This Professional Military Education (PME) exercise asks you to consider the historical significance of Kokoda, the impact of history on our profession, and the military lessons that can be learned from the campaign. The discussion will address mythmaking in military history and the relevance of the Kokoda Campaign.
Alongside Gallipoli, the Kokoda Trail is a significant campaign in Australian collective memory and national identity; it remains a popular ‘pilgrimage’ and has been written about widely in popular historical non-fiction books (think of the work by Peter Fitzsimons). As set out in the National Institution Statement, public familiarity with the role and history of the Army stand it in good stead to achieve public acceptance and support, as well as recruiting. However, military professionals have an obligation to ensure our own study of military history isn’t emotive.
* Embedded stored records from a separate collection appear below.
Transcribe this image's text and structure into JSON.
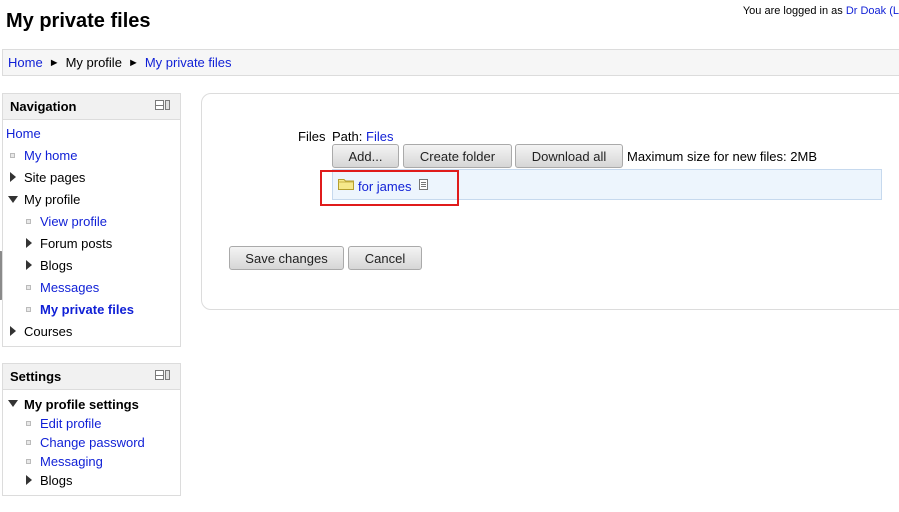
{
  "page": {
    "title": "My private files"
  },
  "login": {
    "prefix": "You are logged in as ",
    "user": "Dr Doak",
    "suffix": "(L"
  },
  "breadcrumb": [
    {
      "label": "Home"
    },
    {
      "label": "My profile"
    },
    {
      "label": "My private files"
    }
  ],
  "breadcrumb_sep": "►",
  "navigation": {
    "title": "Navigation",
    "home": "Home",
    "my_home": "My home",
    "site_pages": "Site pages",
    "my_profile": "My profile",
    "view_profile": "View profile",
    "forum_posts": "Forum posts",
    "blogs": "Blogs",
    "messages": "Messages",
    "my_private_files": "My private files",
    "courses": "Courses"
  },
  "settings": {
    "title": "Settings",
    "section": "My profile settings",
    "edit_profile": "Edit profile",
    "change_password": "Change password",
    "messaging": "Messaging",
    "blogs": "Blogs"
  },
  "files": {
    "label": "Files",
    "path_label": "Path:",
    "path_link": "Files",
    "add_button": "Add...",
    "create_folder_button": "Create folder",
    "download_all_button": "Download all",
    "max_size": "Maximum size for new files: 2MB",
    "folder_name": "for james"
  },
  "form": {
    "save": "Save changes",
    "cancel": "Cancel"
  },
  "colors": {
    "link": "#0f1fd6",
    "highlight": "#e01b1b",
    "file_area": "#edf5fd"
  }
}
Begin by reading The Kokoda Myth, released by the Australian War Memorial. Dr Steven Bullard’s article says: “Many Australian accounts… do not place the campaigns in Papua within a wider context, fail to examine Japanese strategy, and rarely document the personal experience of Japanese soldiers. This often results in an unbalanced assessment and even glorification of the battles”. Does the wider public discourse distort our understanding of the reality of these battles?
Next, listen to an episode of The Dead Prussian Podcast. Episode 39 – On Kokoda interviews Karl James, a senior historian and editor of Kokoda: Beyond the Legend. They discuss the legend and reality of Kokoda as well as its significance to Australia.
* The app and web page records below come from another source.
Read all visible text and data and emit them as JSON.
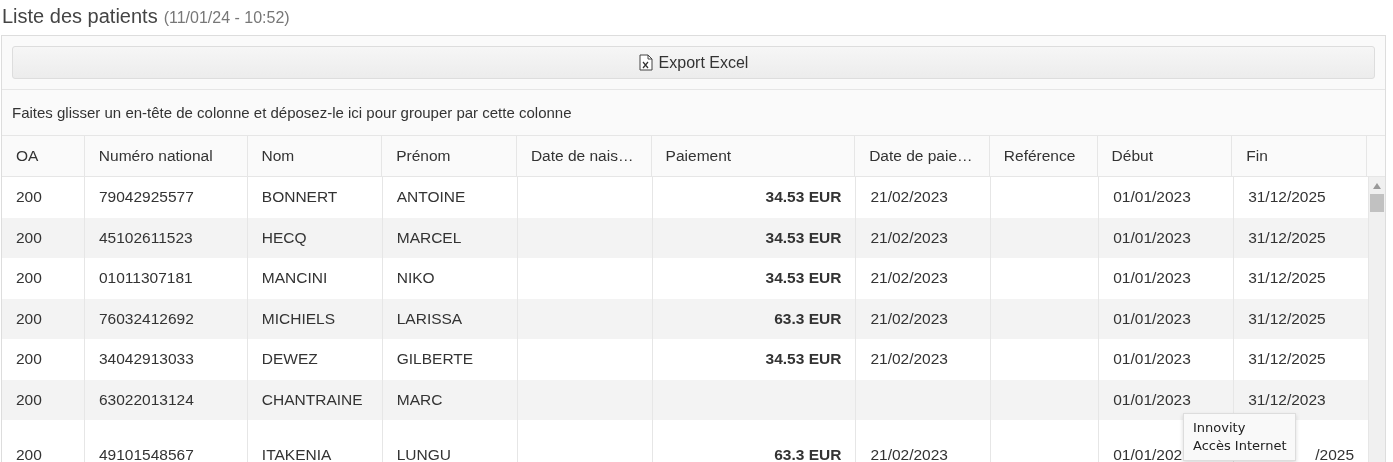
{
  "title": "Liste des patients",
  "timestamp": "(11/01/24 - 10:52)",
  "export_button": "Export Excel",
  "group_hint": "Faites glisser un en-tête de colonne et déposez-le ici pour grouper par cette colonne",
  "columns": [
    "OA",
    "Numéro national",
    "Nom",
    "Prénom",
    "Date de nais…",
    "Paiement",
    "Date de paie…",
    "Reférence",
    "Début",
    "Fin"
  ],
  "rows": [
    {
      "cells": [
        "200",
        "79042925577",
        "BONNERT",
        "ANTOINE",
        "",
        "34.53 EUR",
        "21/02/2023",
        "",
        "01/01/2023",
        "31/12/2025"
      ],
      "covered": false
    },
    {
      "cells": [
        "200",
        "45102611523",
        "HECQ",
        "MARCEL",
        "",
        "34.53 EUR",
        "21/02/2023",
        "",
        "01/01/2023",
        "31/12/2025"
      ],
      "covered": false
    },
    {
      "cells": [
        "200",
        "01011307181",
        "MANCINI",
        "NIKO",
        "",
        "34.53 EUR",
        "21/02/2023",
        "",
        "01/01/2023",
        "31/12/2025"
      ],
      "covered": false
    },
    {
      "cells": [
        "200",
        "76032412692",
        "MICHIELS",
        "LARISSA",
        "",
        "63.3 EUR",
        "21/02/2023",
        "",
        "01/01/2023",
        "31/12/2025"
      ],
      "covered": false
    },
    {
      "cells": [
        "200",
        "34042913033",
        "DEWEZ",
        "GILBERTE",
        "",
        "34.53 EUR",
        "21/02/2023",
        "",
        "01/01/2023",
        "31/12/2025"
      ],
      "covered": false
    },
    {
      "cells": [
        "200",
        "63022013124",
        "CHANTRAINE",
        "MARC",
        "",
        "",
        "",
        "",
        "01/01/2023",
        "31/12/2023"
      ],
      "covered": false
    },
    {
      "cells": [
        "200",
        "49101548567",
        "ITAKENIA",
        "LUNGU",
        "",
        "63.3 EUR",
        "21/02/2023",
        "",
        "01/01/202",
        "/2025"
      ],
      "covered": true
    }
  ],
  "tooltip": [
    "Innovity",
    "Accès Internet"
  ]
}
- Did you feel uncomfortable hearing the significance of Kokoda questioned when James described it as “the fringe of a fringe battle” in World War II? This is a nationally memorialised battle.
- Do you think it would have helped the soldiers fighting at the time to think that the campaign was a battle for Australia’s survival, rather than not particularly important for the strategic outcome of the war? Why/why not?
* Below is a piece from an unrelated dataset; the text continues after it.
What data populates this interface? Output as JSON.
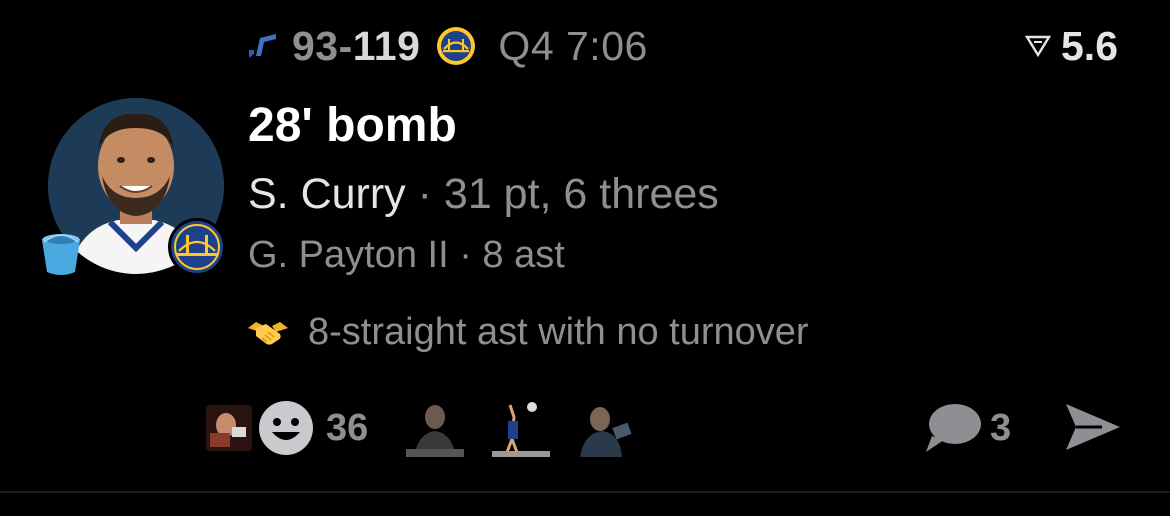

- What does history tell us about the strategic significance of the Kokoda campaign? Why does Kokoda matter?
- Do you think a myth has been created around Kokoda? If so, what impact does this have? Think about Gallipoli, has a myth been built up around this campaign?
- If the myth of Kokoda is put aside, what does the campaign teach us that could be useful for future combat?
- Do you think ‘popular historians’ like Peter Fitzsimmons – those who focus on telling a readable story rather than the finer detail of history – are helpful?
This PME exercise modifies an original publication by Sally Graham here on The Cove.
To contextualise the Kokoda Campaign, read about:
- The Fall of Singapore. Did you know that despite ordering Australian troops to stay at their posts, the Australian commander General H Gordon Bennett and two of his staff officers fled Singapore for Australia on the night of the surrender?
- The bombing of Darwin
- The Kokoda Campaign
- The Track: A Historical Desktop Study of the Kokoda Track
WANT EVEN MORE?
Watch the animated video Australia's Gallipoli Campaign.
If you enjoyed this activity, why not try the other PME activities for junior officers available on The Cove?
Want more material for your junior officers? Find it here. This article collates articles from across The Cove designed for junior officers and Troop/Platoon Commanders.
If you have suggestions for improvements – additional readings or reference material, alternative discussion points, new delivery methods – or just wish to provide feedback, please contact The Cove Team via email@example.com.
Here are the Facilitator's Notes (PDF) for this PME.